Archive for July, 2012

PostHeaderIcon Join Me in Tanzania 13-Day Camera Workshop

If you are in East Africa this month please join my camera and storytelling workshop offered in Dar es Salaam July 17 – 30. For more information contact Irene Nilsen-Moe at Get Real Training or call +255 777 946 413.

Tanzanian filmmaker Karabani plies his craft in MFDI’s Dar es Salaam camera workshop June 2012.

PostHeaderIcon Illuminating the African Continent

The color, people, and texture, of Zanzibar are unparalleled anywhere else in the world.

This week I am back in Zanzibar at the ZIFF festival leading a one-week camera workshop with local filmmakers. ZIFF is  now in its 15th year of hosting mostly African film and music events inside a decaying 17th century fort. It’s a spectacle of spectacles witnessing the local residents in robes and traditional Muslim garb partaking of the offerings in an ancient amphitheatre that once housed legions of pugilistic Omani gladiators.

This is the second year that I’ve had the honor of leading a workshop. In Zanzibar, a mostly conservative Muslim enclave two hours by ferry from the Tanzanian capital, Dar es Salaam, there is little point training in the use of pricey lighting instruments like HMIs and PARs. Instead the required skill is lighting via mirrors and reflectors and white board, delivering high quality light to dark difficult-to-reach interior locations.

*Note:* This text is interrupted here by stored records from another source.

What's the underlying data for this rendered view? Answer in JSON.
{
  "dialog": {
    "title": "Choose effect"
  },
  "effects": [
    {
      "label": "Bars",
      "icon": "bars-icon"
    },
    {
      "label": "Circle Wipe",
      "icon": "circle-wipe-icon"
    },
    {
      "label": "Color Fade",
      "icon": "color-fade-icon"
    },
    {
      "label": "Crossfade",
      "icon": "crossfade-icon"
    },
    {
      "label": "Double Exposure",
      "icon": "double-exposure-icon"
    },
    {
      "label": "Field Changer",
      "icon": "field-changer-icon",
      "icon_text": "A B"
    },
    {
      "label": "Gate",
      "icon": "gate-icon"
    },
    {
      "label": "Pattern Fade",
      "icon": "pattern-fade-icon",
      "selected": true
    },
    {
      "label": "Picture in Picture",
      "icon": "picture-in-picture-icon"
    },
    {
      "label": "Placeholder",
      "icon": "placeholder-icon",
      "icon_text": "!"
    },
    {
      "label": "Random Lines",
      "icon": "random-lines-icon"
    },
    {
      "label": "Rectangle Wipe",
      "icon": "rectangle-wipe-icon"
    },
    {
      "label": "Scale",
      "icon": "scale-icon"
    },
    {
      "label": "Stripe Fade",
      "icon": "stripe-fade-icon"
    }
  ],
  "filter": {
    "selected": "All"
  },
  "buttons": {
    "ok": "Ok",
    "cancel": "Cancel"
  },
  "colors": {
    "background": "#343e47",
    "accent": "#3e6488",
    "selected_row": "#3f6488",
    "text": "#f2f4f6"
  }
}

I became adept at the mirror trick in Uganda several years ago and have since adopted the strategy in all of my work, whether I have a 5-ton lighting and grip truck at my disposal or not.

The point here as it is everywhere else is to work small and fast. Efficiency is the key not only to meeting budget and schedule demands but to inducing the best performance out of the crew and the  actors, who hate interrupting their presentation for an hour or more to reset lights for an alternative angle or close up.

In East Africa especially in Tanzania and Zanzibar the filmmakers focus intensely on their stories and the actors  who propel them, the casting and performance of these players being front and center of their filmmaking efforts. There is little talk about the relative merits of the RED camera versus Alexa versus C300. What matters here is what ought to REALLY matter to aspiring filmmakers everywhere, and that’s the strength and the compelling nature of their scenarios, and the characters who populate them.

That’s not to say there aren’t serious craft issues here  that need addressing. The lack of qualified audio recordists and DOPs undermines the watchability, indeed, the viability of programming in the region. Cameramen need more intensive training in understanding the basic tenets of the cinema, regarding point of view, use of close ups, and the discipline that goes into the every aspect of the craft.

A large mirror measuring a meter square reflects the intense tropical sun into a bedroom on the set of Mdundiko in Dar es Salaam 4 July 2012.

For sound insulation this TV studio in Dar es Salaam utilizes discarded egg cartons in place of expensive acoustic tile.